In Hugo's remark, however, it is above all the address that arrests our attention and tempts us to engage Hugo in conversation with Blanchot. Hugo is speaking to André [End Page 73] Chénier, or rather to the spirit of Chénier, which ostensibly communicates to participants in séances conducted in Jersey in 1853-54 under the guidance of the celebrated psychic Mme. de Girardin. He addresses the voice of a dead poet, an absent voice that can only speak through a peculiar form of writing that spells out letters one by one through the tappings of a table. It is a voice that writes since it can no longer speak, having lost its head to the guillotine during the French Revolution. During the séances, Hugo asks Chénier to recount the experience of his death. Is it because Chénier is in the unusual position of speaking from beyond the grave that Hugo expects him to do the impossible, to go beyond the silenced voice of the condemned man, that is, beyond the reach of fiction? How are we to read this writing of the Tables, and what does it have to do with "literature"?

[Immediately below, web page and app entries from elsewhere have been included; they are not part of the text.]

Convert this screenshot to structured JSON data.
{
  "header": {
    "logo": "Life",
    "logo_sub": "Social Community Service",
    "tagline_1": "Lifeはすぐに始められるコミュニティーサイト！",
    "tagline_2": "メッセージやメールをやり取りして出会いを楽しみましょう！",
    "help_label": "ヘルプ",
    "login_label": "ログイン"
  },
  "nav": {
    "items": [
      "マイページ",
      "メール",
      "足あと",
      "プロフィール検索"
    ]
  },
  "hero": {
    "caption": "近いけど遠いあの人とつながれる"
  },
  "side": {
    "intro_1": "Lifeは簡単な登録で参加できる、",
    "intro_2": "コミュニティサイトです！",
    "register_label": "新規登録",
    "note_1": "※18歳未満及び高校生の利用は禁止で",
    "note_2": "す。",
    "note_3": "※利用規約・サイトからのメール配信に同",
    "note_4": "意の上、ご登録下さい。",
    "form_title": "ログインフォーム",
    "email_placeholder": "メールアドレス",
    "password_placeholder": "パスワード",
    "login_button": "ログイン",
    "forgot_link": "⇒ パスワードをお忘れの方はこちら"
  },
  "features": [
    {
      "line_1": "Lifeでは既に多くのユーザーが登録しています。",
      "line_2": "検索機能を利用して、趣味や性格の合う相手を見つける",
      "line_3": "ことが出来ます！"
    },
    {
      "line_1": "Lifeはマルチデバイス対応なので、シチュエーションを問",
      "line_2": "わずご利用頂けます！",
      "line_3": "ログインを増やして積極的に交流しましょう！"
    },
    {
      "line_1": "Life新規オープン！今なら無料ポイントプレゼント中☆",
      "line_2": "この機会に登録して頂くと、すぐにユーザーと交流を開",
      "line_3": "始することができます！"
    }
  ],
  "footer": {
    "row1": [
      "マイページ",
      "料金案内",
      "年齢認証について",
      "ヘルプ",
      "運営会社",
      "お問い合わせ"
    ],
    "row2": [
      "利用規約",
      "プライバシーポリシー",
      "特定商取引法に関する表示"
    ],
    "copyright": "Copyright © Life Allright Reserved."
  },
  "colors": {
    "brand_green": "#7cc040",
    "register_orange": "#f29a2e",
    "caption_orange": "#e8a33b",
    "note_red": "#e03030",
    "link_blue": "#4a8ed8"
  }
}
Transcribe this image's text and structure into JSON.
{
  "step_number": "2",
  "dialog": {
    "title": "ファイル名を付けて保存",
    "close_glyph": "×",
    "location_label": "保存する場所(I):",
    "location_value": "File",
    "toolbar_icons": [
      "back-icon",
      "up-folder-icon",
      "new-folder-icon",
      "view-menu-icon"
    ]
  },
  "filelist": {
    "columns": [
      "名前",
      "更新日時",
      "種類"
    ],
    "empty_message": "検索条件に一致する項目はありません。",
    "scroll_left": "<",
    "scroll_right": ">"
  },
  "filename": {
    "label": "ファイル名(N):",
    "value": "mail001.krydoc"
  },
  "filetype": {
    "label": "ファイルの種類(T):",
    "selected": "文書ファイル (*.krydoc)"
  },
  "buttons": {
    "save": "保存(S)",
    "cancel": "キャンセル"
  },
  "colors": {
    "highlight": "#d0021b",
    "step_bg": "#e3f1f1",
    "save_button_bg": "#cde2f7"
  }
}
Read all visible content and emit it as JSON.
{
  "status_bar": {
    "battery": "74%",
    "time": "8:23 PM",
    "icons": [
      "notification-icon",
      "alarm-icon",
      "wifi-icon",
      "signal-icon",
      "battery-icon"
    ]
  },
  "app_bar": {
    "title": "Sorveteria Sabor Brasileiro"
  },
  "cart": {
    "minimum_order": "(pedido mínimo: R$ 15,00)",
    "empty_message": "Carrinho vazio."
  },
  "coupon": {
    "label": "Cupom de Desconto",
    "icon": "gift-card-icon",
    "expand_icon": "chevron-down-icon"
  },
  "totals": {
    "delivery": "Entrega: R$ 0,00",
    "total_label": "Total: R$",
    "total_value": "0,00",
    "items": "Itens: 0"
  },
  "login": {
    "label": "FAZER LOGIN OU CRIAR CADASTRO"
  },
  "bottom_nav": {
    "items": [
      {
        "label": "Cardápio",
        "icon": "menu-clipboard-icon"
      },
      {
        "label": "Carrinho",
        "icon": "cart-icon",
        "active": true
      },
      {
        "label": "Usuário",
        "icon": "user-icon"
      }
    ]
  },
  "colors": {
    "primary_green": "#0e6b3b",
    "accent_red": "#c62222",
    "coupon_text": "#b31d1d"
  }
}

The transcript dramatizes fundamental notions concerning writing, death, and relations between the two that Blanchot will theorize a century later in his critical writings. Here, Hugo demands Chénier's impossible account of his own death specifically in response to a demand of writing. What is at stake is not only the continuation of the narrative necessarily aborted in Hugo's novel —"I stopped at the point where only you can continue"—but also the continuation of the poetry of Chénier, interrupted by the poet's untimely death. Responding to Chénier's expressed concern, Hugo and his companions offer to assist Chénier in the completion of his poems. "André," Hugo begins:

You desire, and we also desire, to see your oeuvre completed. We will gather piously, and with the respect due your...